The German High Command was well aware of the opportunities presented by the newly created British salient. Some nine miles wide and four miles deep, it was vulnerable to attacks from both flanks to pinch it out, thereby cutting off the units holding the extremities. Soon preparations were underway for a major counterattack by the Second Army led by General Georg von der Marwitz. The end result was a plan to fire a diversionary barrage at Bourlon Wood, before attacking the southern front of the salient, driving in towards the north. The German response typified the endurance of the German Empire. Despite all the trials of the year, they still managed to scrape together a formidable force of eighteen divisions, of which ten were still largely unaffected by the recent debilitating battles on the Western Front.

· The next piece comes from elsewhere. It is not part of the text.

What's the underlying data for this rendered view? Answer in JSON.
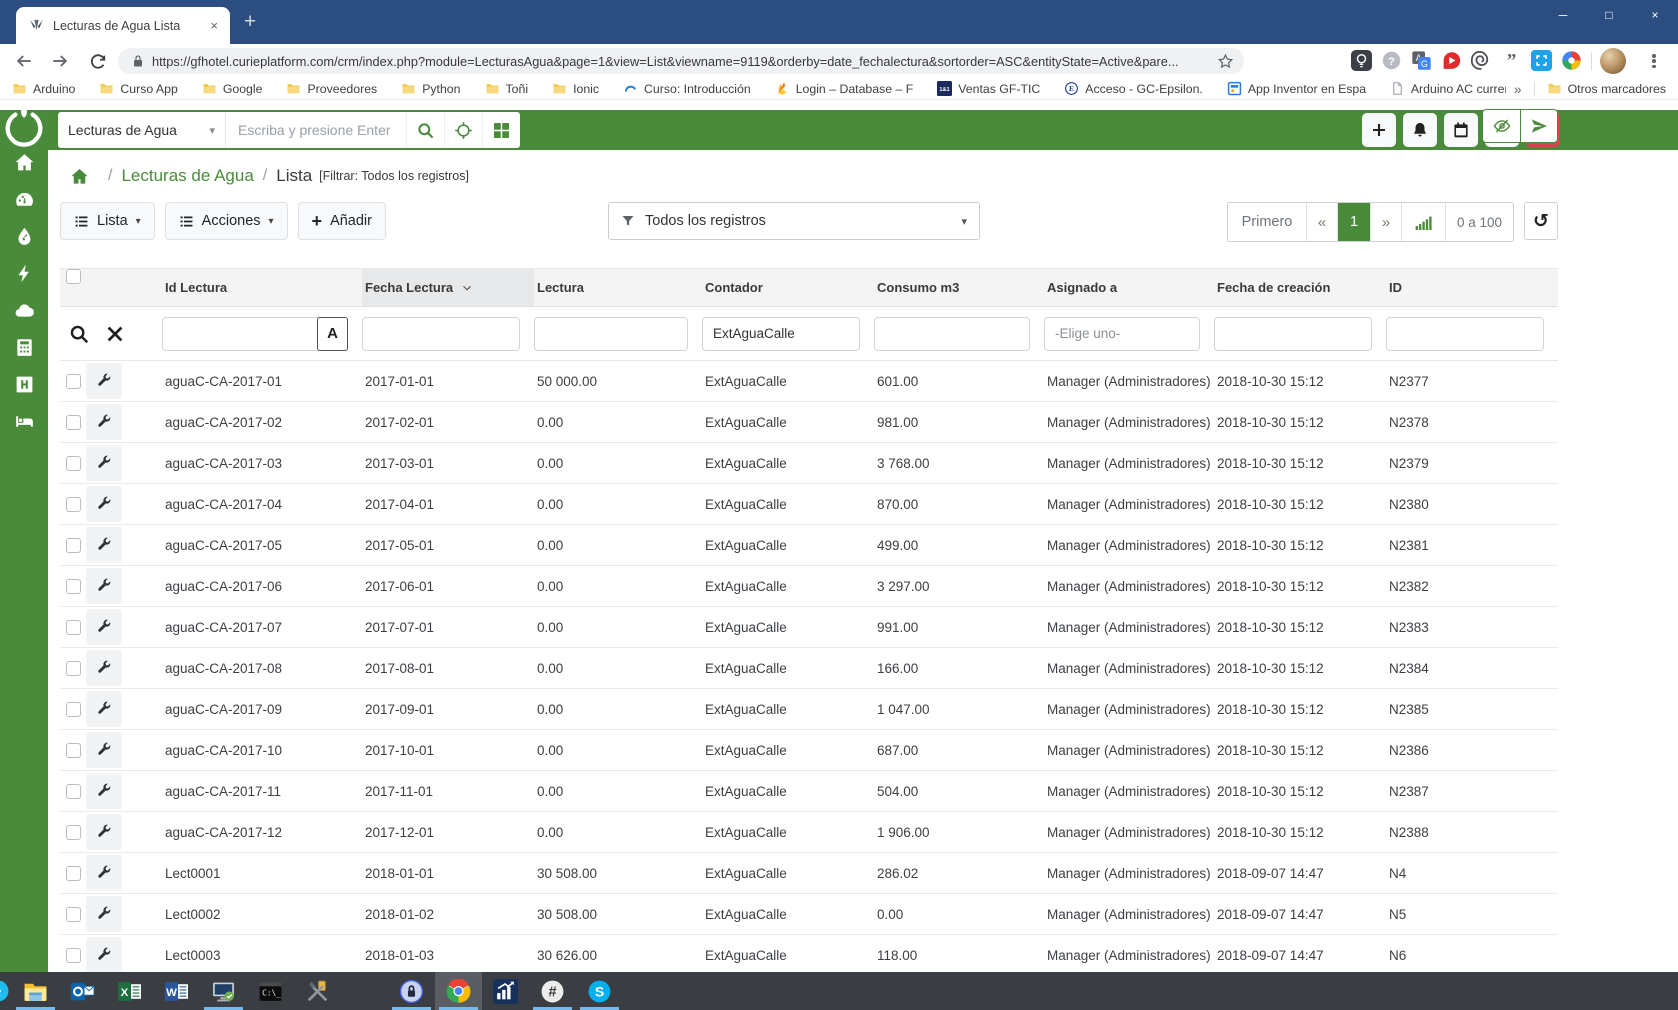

The German barrage began, quietly at first but soon building up to a terrifying crescendo. As the infantry advanced, they smashed through British defences. In places they even broke through to the gun line. The Third Army awoke to near disaster: all available units were rushed forward to hold key tactical positions. The fighting degenerated into a welter of attacks and counterattacks. Eventually the British pulled back in relatively good order from the extremities of the salient, to a strong defensive line based on Flesquières – and there they stayed.

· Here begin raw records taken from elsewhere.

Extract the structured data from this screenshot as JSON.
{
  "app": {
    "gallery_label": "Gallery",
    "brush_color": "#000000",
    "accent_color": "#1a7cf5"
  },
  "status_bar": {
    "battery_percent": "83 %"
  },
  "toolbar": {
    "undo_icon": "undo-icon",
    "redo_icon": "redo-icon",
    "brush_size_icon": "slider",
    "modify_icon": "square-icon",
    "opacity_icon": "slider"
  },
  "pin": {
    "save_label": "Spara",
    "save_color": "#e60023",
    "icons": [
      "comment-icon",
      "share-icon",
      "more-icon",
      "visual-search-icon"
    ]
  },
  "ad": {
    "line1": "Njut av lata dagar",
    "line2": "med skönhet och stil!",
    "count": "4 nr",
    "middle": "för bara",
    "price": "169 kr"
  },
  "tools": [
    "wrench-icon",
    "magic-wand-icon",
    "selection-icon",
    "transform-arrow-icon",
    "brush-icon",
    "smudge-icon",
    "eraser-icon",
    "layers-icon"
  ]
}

Neither side gained the objectives they craved; both did enough to deny their enemies success. The two tactical roller-coasters were rattling along side by side but for all their advances no one had yet solved the problem of breaking through their opponent’s lines. The battle ended with the honors shared, but both sides had trialled the tactics that would come to center stage in 1918.
Victory had proved as elusive as ever for the Entente in 1917. Nivelle's failure, the French Army mutinies, the misery of the Passchendaele mud and the late setback after the brilliant initial success at Cambrai all combined to cast a dark cloud over Entente hopes for the immediate future. The British Prime Minister, David Lloyd George, while still unwilling to provoke a political crisis by removing Generals William Robertson and Haig, continued to seek ways of limiting their authority and influence. So far, the assembly of United States troops had proceeded at a frustratingly slow pace. On a more constructive note, the establishment of a Supreme War Council at Versailles in November 1917 promised improved coordination of Entente strategy in the coming year.
The German Army had some reasons for optimism, at least in the short term, at the end of 1917. The new artillery and stormtroop assault tactics tested in operations at Cambrai had proved highly effective. The German formations on the Western Front were therefore retrained during the winter and were simultaneously augmented by divisions released from the Eastern Front following the Bolshevik Revolution in Russia. As 1917 ended, the Entente knew that they must expect a major German offensive in the west early the following year.